## Exercise input
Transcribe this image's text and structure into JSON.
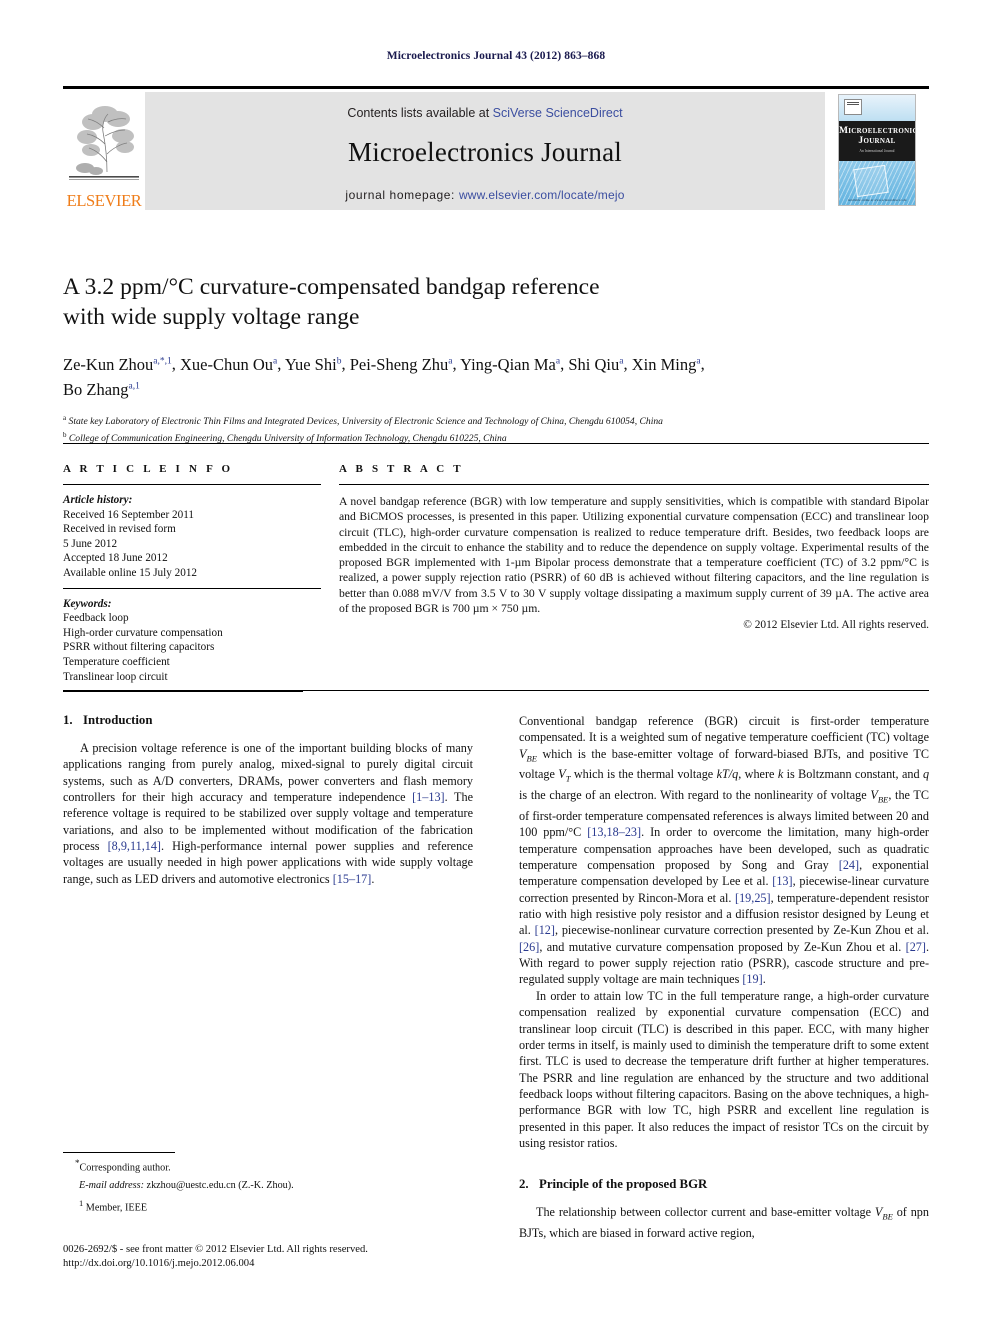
{
  "running_head": "Microelectronics Journal 43 (2012) 863–868",
  "masthead": {
    "contents_prefix": "Contents lists available at ",
    "contents_link": "SciVerse ScienceDirect",
    "journal_name": "Microelectronics Journal",
    "homepage_prefix": "journal homepage: ",
    "homepage_link": "www.elsevier.com/locate/mejo",
    "publisher_wordmark": "ELSEVIER",
    "cover": {
      "line1": "Microelectronics",
      "line2": "Journal",
      "line3": "An International Journal",
      "caption": "Available online at www.sciencedirect.com"
    },
    "link_color": "#3b4ea0",
    "panel_color": "#e3e3e3",
    "elsevier_orange": "#ef7d1a"
  },
  "title": {
    "line1": "A 3.2 ppm/°C curvature-compensated bandgap reference",
    "line2": "with wide supply voltage range"
  },
  "authors": {
    "line1": "Ze-Kun Zhou a,*,1, Xue-Chun Ou a, Yue Shi b, Pei-Sheng Zhu a, Ying-Qian Ma a, Shi Qiu a, Xin Ming a,",
    "line2": "Bo Zhang a,1",
    "list": [
      {
        "name": "Ze-Kun Zhou",
        "marks": "a,*,1"
      },
      {
        "name": "Xue-Chun Ou",
        "marks": "a"
      },
      {
        "name": "Yue Shi",
        "marks": "b"
      },
      {
        "name": "Pei-Sheng Zhu",
        "marks": "a"
      },
      {
        "name": "Ying-Qian Ma",
        "marks": "a"
      },
      {
        "name": "Shi Qiu",
        "marks": "a"
      },
      {
        "name": "Xin Ming",
        "marks": "a"
      },
      {
        "name": "Bo Zhang",
        "marks": "a,1"
      }
    ]
  },
  "affiliations": [
    {
      "mark": "a",
      "text": "State key Laboratory of Electronic Thin Films and Integrated Devices, University of Electronic Science and Technology of China, Chengdu 610054, China"
    },
    {
      "mark": "b",
      "text": "College of Communication Engineering, Chengdu University of Information Technology, Chengdu 610225, China"
    }
  ],
  "article_info": {
    "heading": "A R T I C L E  I N F O",
    "history_label": "Article history:",
    "history": [
      "Received 16 September 2011",
      "Received in revised form",
      "5 June 2012",
      "Accepted 18 June 2012",
      "Available online 15 July 2012"
    ],
    "keywords_label": "Keywords:",
    "keywords": [
      "Feedback loop",
      "High-order curvature compensation",
      "PSRR without filtering capacitors",
      "Temperature coefficient",
      "Translinear loop circuit"
    ]
  },
  "abstract": {
    "heading": "A B S T R A C T",
    "text": "A novel bandgap reference (BGR) with low temperature and supply sensitivities, which is compatible with standard Bipolar and BiCMOS processes, is presented in this paper. Utilizing exponential curvature compensation (ECC) and translinear loop circuit (TLC), high-order curvature compensation is realized to reduce temperature drift. Besides, two feedback loops are embedded in the circuit to enhance the stability and to reduce the dependence on supply voltage. Experimental results of the proposed BGR implemented with 1-µm Bipolar process demonstrate that a temperature coefficient (TC) of 3.2 ppm/°C is realized, a power supply rejection ratio (PSRR) of 60 dB is achieved without filtering capacitors, and the line regulation is better than 0.088 mV/V from 3.5 V to 30 V supply voltage dissipating a maximum supply current of 39 µA. The active area of the proposed BGR is 700 µm × 750 µm.",
    "copyright": "© 2012 Elsevier Ltd. All rights reserved."
  },
  "sections": {
    "intro": {
      "number": "1.",
      "title": "Introduction",
      "p1_a": "A precision voltage reference is one of the important building blocks of many applications ranging from purely analog, mixed-signal to purely digital circuit systems, such as A/D converters, DRAMs, power converters and flash memory controllers for their high accuracy and temperature independence ",
      "p1_ref1": "[1–13]",
      "p1_b": ". The reference voltage is required to be stabilized over supply voltage and temperature variations, and also to be implemented without modification of the fabrication process ",
      "p1_ref2": "[8,9,11,14]",
      "p1_c": ". High-performance internal power supplies and reference voltages are usually needed in high power applications with wide supply voltage range, such as LED drivers and automotive electronics ",
      "p1_ref3": "[15–17]",
      "p1_d": ".",
      "p2_a": "Conventional bandgap reference (BGR) circuit is first-order temperature compensated. It is a weighted sum of negative temperature coefficient (TC) voltage ",
      "p2_v1": "VBE",
      "p2_b": " which is the base-emitter voltage of forward-biased BJTs, and positive TC voltage ",
      "p2_v2": "VT",
      "p2_c": " which is the thermal voltage ",
      "p2_v3": "kT/q",
      "p2_d": ", where ",
      "p2_v4": "k",
      "p2_e": " is Boltzmann constant, and ",
      "p2_v5": "q",
      "p2_f": " is the charge of an electron. With regard to the nonlinearity of voltage ",
      "p2_v6": "VBE",
      "p2_g": ", the TC of first-order temperature compensated references is always limited between 20 and 100 ppm/°C ",
      "p2_ref1": "[13,18–23]",
      "p2_h": ". In order to overcome the limitation, many high-order temperature compensation approaches have been developed, such as quadratic temperature compensation proposed by Song and Gray ",
      "p2_ref2": "[24]",
      "p2_i": ", exponential temperature compensation developed by Lee et al. ",
      "p2_ref3": "[13]",
      "p2_j": ", piecewise-linear curvature correction presented by Rincon-Mora et al. ",
      "p2_ref4": "[19,25]",
      "p2_k": ", temperature-dependent resistor ratio with high resistive poly resistor and a diffusion resistor designed by Leung et al. ",
      "p2_ref5": "[12]",
      "p2_l": ", piecewise-nonlinear curvature correction presented by Ze-Kun Zhou et al. ",
      "p2_ref6": "[26]",
      "p2_m": ", and mutative curvature compensation proposed by Ze-Kun Zhou et al. ",
      "p2_ref7": "[27]",
      "p2_n": ". With regard to power supply rejection ratio (PSRR), cascode structure and pre-regulated supply voltage are main techniques ",
      "p2_ref8": "[19]",
      "p2_o": ".",
      "p3": "In order to attain low TC in the full temperature range, a high-order curvature compensation realized by exponential curvature compensation (ECC) and translinear loop circuit (TLC) is described in this paper. ECC, with many higher order terms in itself, is mainly used to diminish the temperature drift to some extent first. TLC is used to decrease the temperature drift further at higher temperatures. The PSRR and line regulation are enhanced by the structure and two additional feedback loops without filtering capacitors. Basing on the above techniques, a high-performance BGR with low TC, high PSRR and excellent line regulation is presented in this paper. It also reduces the impact of resistor TCs on the circuit by using resistor ratios."
    },
    "principle": {
      "number": "2.",
      "title": "Principle of the proposed BGR",
      "p1_a": "The relationship between collector current and base-emitter voltage ",
      "p1_v1": "VBE",
      "p1_b": " of npn BJTs, which are biased in forward active region,"
    }
  },
  "footnotes": {
    "corresponding": "Corresponding author.",
    "email_label": "E-mail address:",
    "email_value": " zkzhou@uestc.edu.cn (Z.-K. Zhou).",
    "member": "Member, IEEE",
    "member_mark": "1"
  },
  "issn_line": "0026-2692/$ - see front matter © 2012 Elsevier Ltd. All rights reserved.",
  "doi_line": "http://dx.doi.org/10.1016/j.mejo.2012.06.004"
}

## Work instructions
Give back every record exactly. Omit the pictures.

## Reply
Transcribe this image's text and structure into JSON.
{
  "running_head": "Microelectronics Journal 43 (2012) 863–868",
  "masthead": {
    "contents_prefix": "Contents lists available at ",
    "contents_link": "SciVerse ScienceDirect",
    "journal_name": "Microelectronics Journal",
    "homepage_prefix": "journal homepage: ",
    "homepage_link": "www.elsevier.com/locate/mejo",
    "publisher_wordmark": "ELSEVIER",
    "cover": {
      "line1": "Microelectronics",
      "line2": "Journal",
      "line3": "An International Journal",
      "caption": "Available online at www.sciencedirect.com"
    },
    "link_color": "#3b4ea0",
    "panel_color": "#e3e3e3",
    "elsevier_orange": "#ef7d1a"
  },
  "title": {
    "line1": "A 3.2 ppm/°C curvature-compensated bandgap reference",
    "line2": "with wide supply voltage range"
  },
  "authors": {
    "line1": "Ze-Kun Zhou a,*,1, Xue-Chun Ou a, Yue Shi b, Pei-Sheng Zhu a, Ying-Qian Ma a, Shi Qiu a, Xin Ming a,",
    "line2": "Bo Zhang a,1",
    "list": [
      {
        "name": "Ze-Kun Zhou",
        "marks": "a,*,1"
      },
      {
        "name": "Xue-Chun Ou",
        "marks": "a"
      },
      {
        "name": "Yue Shi",
        "marks": "b"
      },
      {
        "name": "Pei-Sheng Zhu",
        "marks": "a"
      },
      {
        "name": "Ying-Qian Ma",
        "marks": "a"
      },
      {
        "name": "Shi Qiu",
        "marks": "a"
      },
      {
        "name": "Xin Ming",
        "marks": "a"
      },
      {
        "name": "Bo Zhang",
        "marks": "a,1"
      }
    ]
  },
  "affiliations": [
    {
      "mark": "a",
      "text": "State key Laboratory of Electronic Thin Films and Integrated Devices, University of Electronic Science and Technology of China, Chengdu 610054, China"
    },
    {
      "mark": "b",
      "text": "College of Communication Engineering, Chengdu University of Information Technology, Chengdu 610225, China"
    }
  ],
  "article_info": {
    "heading": "A R T I C L E  I N F O",
    "history_label": "Article history:",
    "history": [
      "Received 16 September 2011",
      "Received in revised form",
      "5 June 2012",
      "Accepted 18 June 2012",
      "Available online 15 July 2012"
    ],
    "keywords_label": "Keywords:",
    "keywords": [
      "Feedback loop",
      "High-order curvature compensation",
      "PSRR without filtering capacitors",
      "Temperature coefficient",
      "Translinear loop circuit"
    ]
  },
  "abstract": {
    "heading": "A B S T R A C T",
    "text": "A novel bandgap reference (BGR) with low temperature and supply sensitivities, which is compatible with standard Bipolar and BiCMOS processes, is presented in this paper. Utilizing exponential curvature compensation (ECC) and translinear loop circuit (TLC), high-order curvature compensation is realized to reduce temperature drift. Besides, two feedback loops are embedded in the circuit to enhance the stability and to reduce the dependence on supply voltage. Experimental results of the proposed BGR implemented with 1-µm Bipolar process demonstrate that a temperature coefficient (TC) of 3.2 ppm/°C is realized, a power supply rejection ratio (PSRR) of 60 dB is achieved without filtering capacitors, and the line regulation is better than 0.088 mV/V from 3.5 V to 30 V supply voltage dissipating a maximum supply current of 39 µA. The active area of the proposed BGR is 700 µm × 750 µm.",
    "copyright": "© 2012 Elsevier Ltd. All rights reserved."
  },
  "sections": {
    "intro": {
      "number": "1.",
      "title": "Introduction",
      "p1_a": "A precision voltage reference is one of the important building blocks of many applications ranging from purely analog, mixed-signal to purely digital circuit systems, such as A/D converters, DRAMs, power converters and flash memory controllers for their high accuracy and temperature independence ",
      "p1_ref1": "[1–13]",
      "p1_b": ". The reference voltage is required to be stabilized over supply voltage and temperature variations, and also to be implemented without modification of the fabrication process ",
      "p1_ref2": "[8,9,11,14]",
      "p1_c": ". High-performance internal power supplies and reference voltages are usually needed in high power applications with wide supply voltage range, such as LED drivers and automotive electronics ",
      "p1_ref3": "[15–17]",
      "p1_d": ".",
      "p2_a": "Conventional bandgap reference (BGR) circuit is first-order temperature compensated. It is a weighted sum of negative temperature coefficient (TC) voltage ",
      "p2_v1": "VBE",
      "p2_b": " which is the base-emitter voltage of forward-biased BJTs, and positive TC voltage ",
      "p2_v2": "VT",
      "p2_c": " which is the thermal voltage ",
      "p2_v3": "kT/q",
      "p2_d": ", where ",
      "p2_v4": "k",
      "p2_e": " is Boltzmann constant, and ",
      "p2_v5": "q",
      "p2_f": " is the charge of an electron. With regard to the nonlinearity of voltage ",
      "p2_v6": "VBE",
      "p2_g": ", the TC of first-order temperature compensated references is always limited between 20 and 100 ppm/°C ",
      "p2_ref1": "[13,18–23]",
      "p2_h": ". In order to overcome the limitation, many high-order temperature compensation approaches have been developed, such as quadratic temperature compensation proposed by Song and Gray ",
      "p2_ref2": "[24]",
      "p2_i": ", exponential temperature compensation developed by Lee et al. ",
      "p2_ref3": "[13]",
      "p2_j": ", piecewise-linear curvature correction presented by Rincon-Mora et al. ",
      "p2_ref4": "[19,25]",
      "p2_k": ", temperature-dependent resistor ratio with high resistive poly resistor and a diffusion resistor designed by Leung et al. ",
      "p2_ref5": "[12]",
      "p2_l": ", piecewise-nonlinear curvature correction presented by Ze-Kun Zhou et al. ",
      "p2_ref6": "[26]",
      "p2_m": ", and mutative curvature compensation proposed by Ze-Kun Zhou et al. ",
      "p2_ref7": "[27]",
      "p2_n": ". With regard to power supply rejection ratio (PSRR), cascode structure and pre-regulated supply voltage are main techniques ",
      "p2_ref8": "[19]",
      "p2_o": ".",
      "p3": "In order to attain low TC in the full temperature range, a high-order curvature compensation realized by exponential curvature compensation (ECC) and translinear loop circuit (TLC) is described in this paper. ECC, with many higher order terms in itself, is mainly used to diminish the temperature drift to some extent first. TLC is used to decrease the temperature drift further at higher temperatures. The PSRR and line regulation are enhanced by the structure and two additional feedback loops without filtering capacitors. Basing on the above techniques, a high-performance BGR with low TC, high PSRR and excellent line regulation is presented in this paper. It also reduces the impact of resistor TCs on the circuit by using resistor ratios."
    },
    "principle": {
      "number": "2.",
      "title": "Principle of the proposed BGR",
      "p1_a": "The relationship between collector current and base-emitter voltage ",
      "p1_v1": "VBE",
      "p1_b": " of npn BJTs, which are biased in forward active region,"
    }
  },
  "footnotes": {
    "corresponding": "Corresponding author.",
    "email_label": "E-mail address:",
    "email_value": " zkzhou@uestc.edu.cn (Z.-K. Zhou).",
    "member": "Member, IEEE",
    "member_mark": "1"
  },
  "issn_line": "0026-2692/$ - see front matter © 2012 Elsevier Ltd. All rights reserved.",
  "doi_line": "http://dx.doi.org/10.1016/j.mejo.2012.06.004"
}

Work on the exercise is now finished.